Owen Pallett was on his way to New Zealand to tour with the Arcade Fire when he found out he’d been nominated for an Academy Award.
“I woke up and had gotten 200 Facebook messages and 100 text messages,” the composer for Spike Jonze’s future sex/love story Her says over the phone. “I could have died, and I probably would have gotten fewer messages.”
Unfailingly polite, the Montreal-based Pallett explains that Canadians are bad at accepting compliments and hate winning awards: “As soon as a Canadian wins an award, that’s the second he becomes the most overrated Canadian in the eyes of Canadians.” So, after a perfunctorily celebratory glass of wine, he and the band simply kept calm and carried on with the tour.
Pallett’s having trouble remaining calm in the week leading up to March 2, when he will conduct an orchestra alongside Alexandre Desplat and John Williams at the first-ever Oscars Concert. “I’ve just had butterflies all week, and they won’t go away,” he says. Still, he admits the film-scoring process involves less “personal anguish” than making a record like his lovely, long-gestating fourth LP In Conflict, which arrives May 13 via Domino.
SPIN recently caught up with Pallett to talk about scoring a sex scene between a man and his phone, audience anxiety dreams, and avoiding science-fiction nerdom.
How did this come together? Did Will [Butler] reach out to you?
I knew [Arcade Fire] were working on the film score when I came in to work on Reflektor, for which I was doing the string and orchestral arrangements. Just prior to getting ready to rehearse to go on tour, they wanted to close the book on the film score. They brought me in because I do a lot of the actual film-scoring stuff: pen on paper, writing music for musicians. In that six-week period, we probably did about half of the score. A lot of the material had already been brainstormed and written, but it was about recording the final cues, and certain things were reshaped. The Oscar news came out of nowhere. We had been in album land.
In the behind-the-scenes video you put out, it looks like Jonze was often in the room with you. How involved was he in the composition process?
He was very intensively involved. He would fully eliminate instruments. We’d all be playing and he’d point at a vibraphone and say, “I want none of that.” It was interesting, because the natural inclination of the Arcade Fire and myself was to emphasize the more science-fiction elements of the score, because most of us in the band are all really into science fiction. Not in a go-to-conventions kind of way [laughs], but we all like 2001: A Space Odyssey a lot. As a result, there were a lot of synthetic elements, and kind of burbly bits, and arpeggiated this and that, but Spike wanted the score to emphasize the human element, the emotional element. A lot of our synth choices were getting vetoed, with the exception of a Jupiter 8, a really famous old polyphonic synth made by Roland that’s all over the score.
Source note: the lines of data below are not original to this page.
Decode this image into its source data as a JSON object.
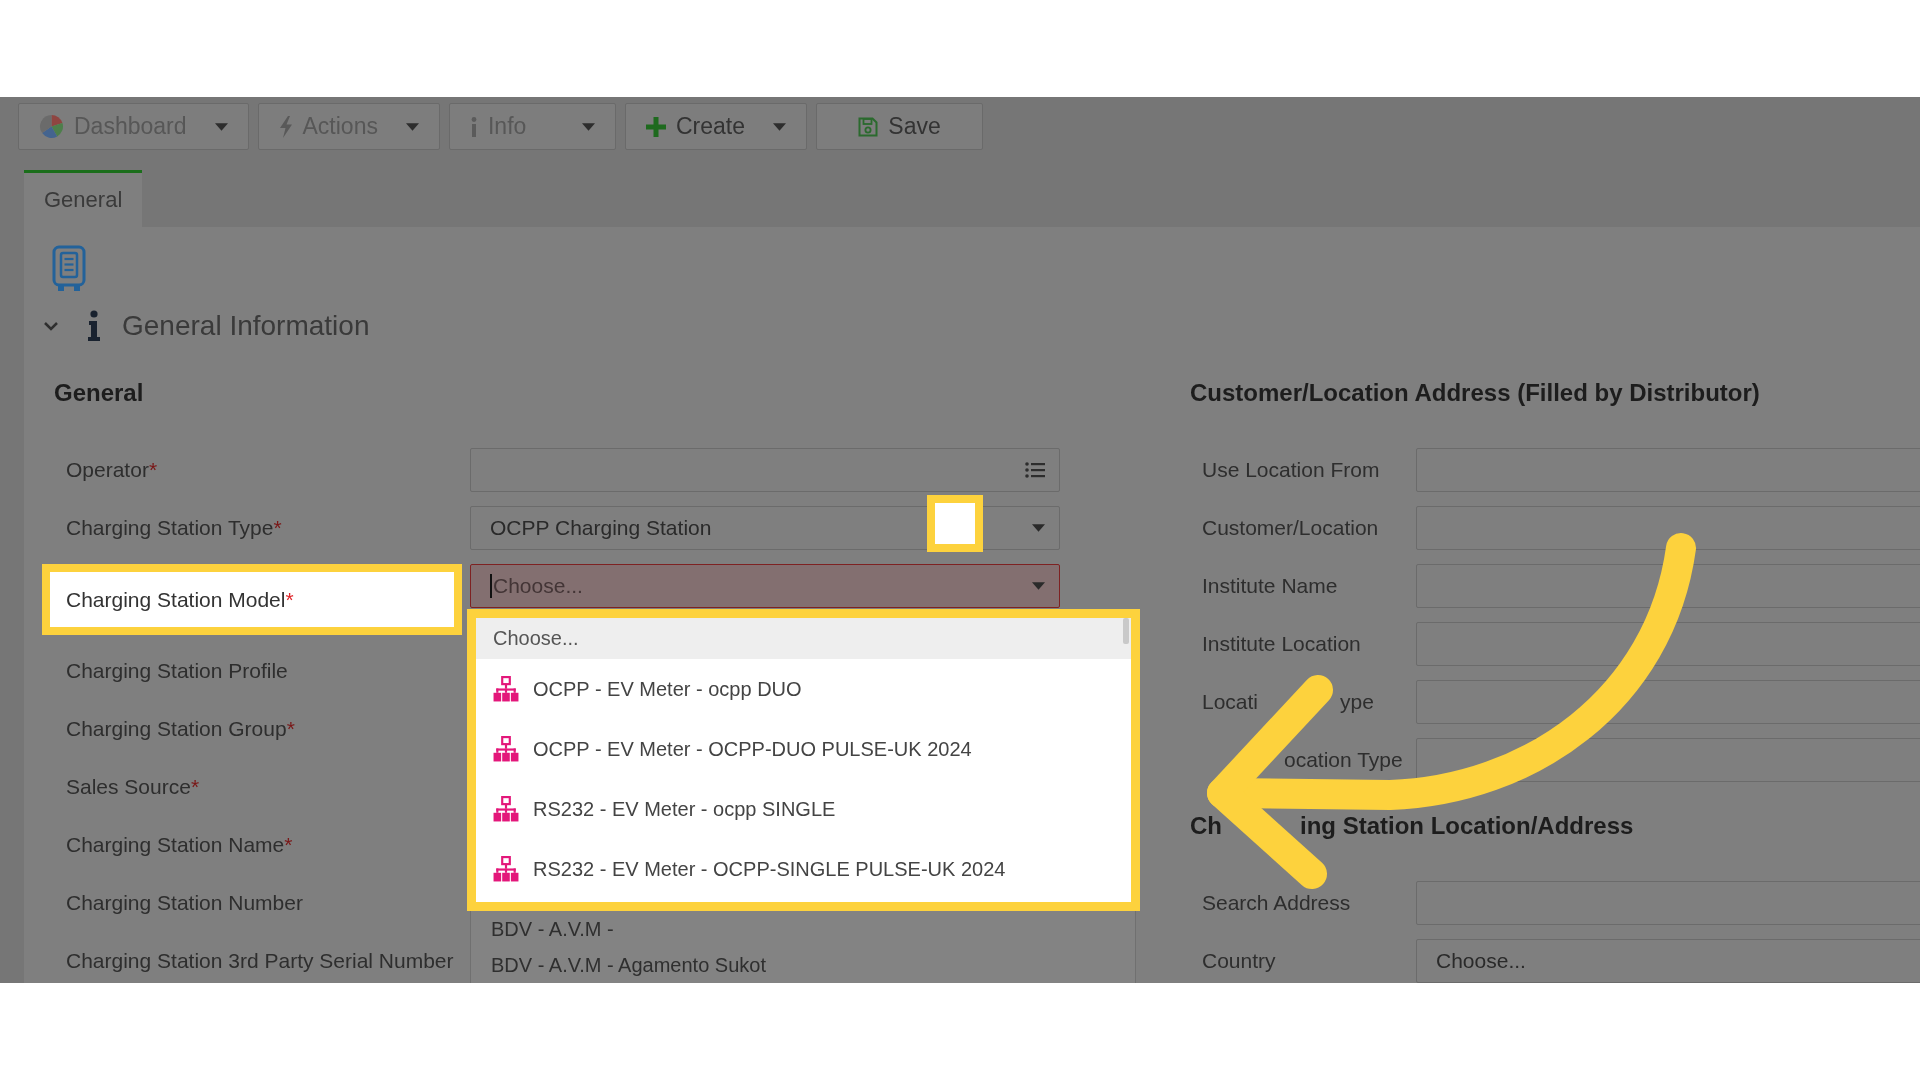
{
  "toolbar": {
    "buttons": [
      {
        "label": "Dashboard",
        "dropdown": true,
        "disabled": true
      },
      {
        "label": "Actions",
        "dropdown": true,
        "disabled": true
      },
      {
        "label": "Info",
        "dropdown": true,
        "disabled": true
      },
      {
        "label": "Create",
        "dropdown": true,
        "disabled": false
      },
      {
        "label": "Save",
        "dropdown": false,
        "disabled": false
      }
    ]
  },
  "tabs": [
    {
      "label": "General",
      "selected": true
    }
  ],
  "section": {
    "title": "General Information",
    "expanded": true
  },
  "left_group": {
    "title": "General",
    "fields": [
      {
        "label": "Operator",
        "required_mark": "*",
        "highlighted": false,
        "marker": false,
        "control": {
          "kind": "lookup",
          "invalid": false,
          "focused": false
        }
      },
      {
        "label": "Charging Station Type",
        "required_mark": "*",
        "highlighted": false,
        "marker": true,
        "control": {
          "kind": "select",
          "value": "OCPP Charging Station",
          "invalid": false,
          "focused": false
        }
      },
      {
        "label": "Charging Station Model",
        "required_mark": "*",
        "highlighted": true,
        "marker": false,
        "control": {
          "kind": "select",
          "placeholder": "Choose...",
          "invalid": true,
          "focused": true,
          "options": [
            {
              "label": "Choose...",
              "kind": "text",
              "selected": true,
              "highlighted": true
            },
            {
              "label": "OCPP - EV Meter - ocpp DUO",
              "kind": "model",
              "selected": false,
              "highlighted": true
            },
            {
              "label": "OCPP - EV Meter - OCPP-DUO PULSE-UK 2024",
              "kind": "model",
              "selected": false,
              "highlighted": true
            },
            {
              "label": "RS232 - EV Meter - ocpp SINGLE",
              "kind": "model",
              "selected": false,
              "highlighted": true
            },
            {
              "label": "RS232 - EV Meter - OCPP-SINGLE PULSE-UK 2024",
              "kind": "model",
              "selected": false,
              "highlighted": true
            },
            {
              "label": "BDV - A.V.M -",
              "kind": "text",
              "selected": false,
              "highlighted": false
            },
            {
              "label": "BDV - A.V.M - Agamento Sukot",
              "kind": "text",
              "selected": false,
              "highlighted": false
            }
          ]
        }
      },
      {
        "label": "Charging Station Profile",
        "highlighted": false,
        "marker": false
      },
      {
        "label": "Charging Station Group",
        "required_mark": "*",
        "highlighted": false,
        "marker": false
      },
      {
        "label": "Sales Source",
        "required_mark": "*",
        "highlighted": false,
        "marker": false
      },
      {
        "label": "Charging Station Name",
        "required_mark": "*",
        "highlighted": false,
        "marker": false
      },
      {
        "label": "Charging Station Number",
        "highlighted": false,
        "marker": false
      },
      {
        "label": "Charging Station 3rd Party Serial Number",
        "highlighted": false,
        "marker": false
      }
    ]
  },
  "right_groups": [
    {
      "title_parts": [
        {
          "text": "Customer/Location Address (Filled by Distributor)",
          "hidden_before": false
        }
      ],
      "fields": [
        {
          "label_parts": [
            {
              "text": "Use Location From",
              "hidden_before": false
            }
          ]
        },
        {
          "label_parts": [
            {
              "text": "Customer/Location",
              "hidden_before": false
            }
          ]
        },
        {
          "label_parts": [
            {
              "text": "Institute Name",
              "hidden_before": false
            }
          ]
        },
        {
          "label_parts": [
            {
              "text": "Institute Location",
              "hidden_before": false
            }
          ]
        },
        {
          "label_parts": [
            {
              "text": "Locati",
              "hidden_before": false
            },
            {
              "text": "ype",
              "hidden_before": true
            }
          ]
        },
        {
          "label_parts": [
            {
              "text": "ocation Type",
              "hidden_before": true
            }
          ]
        }
      ]
    },
    {
      "title_parts": [
        {
          "text": "Ch",
          "hidden_before": false
        },
        {
          "text": "ing Station Location/Address",
          "hidden_before": true
        }
      ],
      "fields": [
        {
          "label_parts": [
            {
              "text": "Search Address",
              "hidden_before": false
            }
          ]
        },
        {
          "label_parts": [
            {
              "text": "Country",
              "hidden_before": false
            }
          ],
          "value": "Choose..."
        }
      ]
    }
  ],
  "annotation": {
    "arrow": true
  }
}
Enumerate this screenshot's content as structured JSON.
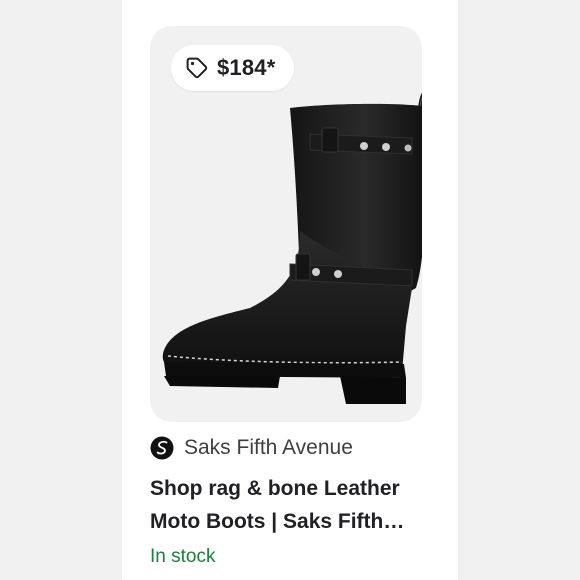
{
  "product": {
    "price": "$184*",
    "price_icon": "price-tag-icon",
    "image_description": "black leather moto boot",
    "merchant": "Saks Fifth Avenue",
    "merchant_icon": "saks-logo-icon",
    "title_line1": "Shop rag & bone Leather",
    "title_line2": "Moto Boots | Saks Fifth…",
    "stock_status": "In stock"
  },
  "colors": {
    "page_background": "#f0f0f0",
    "card_background": "#ffffff",
    "image_background": "#f1f1f1",
    "stock_green": "#188038",
    "text_dark": "#202124",
    "text_gray": "#3c4043"
  }
}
Which was hardest scene for you to score in Her, and which was your favorite?
My personal favorite was the photograph scene. There are two pieces in the movie where Samantha, the OS, says she’s going to write a piece of music for Theodore, and she creates this piece of piano music. Regine [Chassagne] came up with the first one, but we were stumbling with the second one. Initially, we wanted to have something that was degenerative so it would sound manic, and have this almost pubescent quality, like Samantha was ascending and becoming something greater than she was designed to be. I took the genesis of these ideas and turned it into a much more rhapsodic idea, and tried to perform it in a way that sounded like a computer was improvising it [laughs]. That was the one that meant the most to me, because that’s the one I can fully say was entirely my work.
The most difficult one to score was definitely the sex scene. Like, a single note misplaced and the spell would be lost. I actually had a nightmare about going to see the premiere and the music that we used for the sex scene wasn’t exactly how we intended it and the audience laughed. The joke was that it fades to black for the climax when Theodore and Samantha are, you assume, achieving orgasm, because you don’t want to think about what is actually happening: a guy is masturbating onto his phone [laughs]. So it was really important that the music not allow the audience to think about physically what was going on, and be caught up in the emotional connection between these two people. I’ve gone to see the movie twice, and both times there’s been someone crying next to me, so I’m like, “We did okay.”
I imagine the first time seeing a movie you’ve scored in theaters must be stressful.
No, not really. It’s actually one of the most wonderful feelings to see the finished product. One of the neatest things about being involved in the scoring process is that you’re on the tail end of editing, when just the slightest shift will turn a scene that you didn’t think was meant to be comedic into a really funny scene. That was actually the case with a lot of Her.
What was one of the scenes that was more humorous than you thought it would be?
All of the interactions between Theodore and the guy who was working the front desk at his workplace, like the scene when he’s sitting at the front desk with his girlfriend, and he’s like, “We should all go to Catalina together,” and Theodore pauses and he’s like, “My girlfriend is an OS,” and the guy’s like “Cool!” It’s playing off the trope of that coming out moment, like, “By the way, this person I’ve been seeing… it’s a guy!” and they’re like, “No problem, let’s go.” It has this nice sort of, like, terrible kind of quality to it.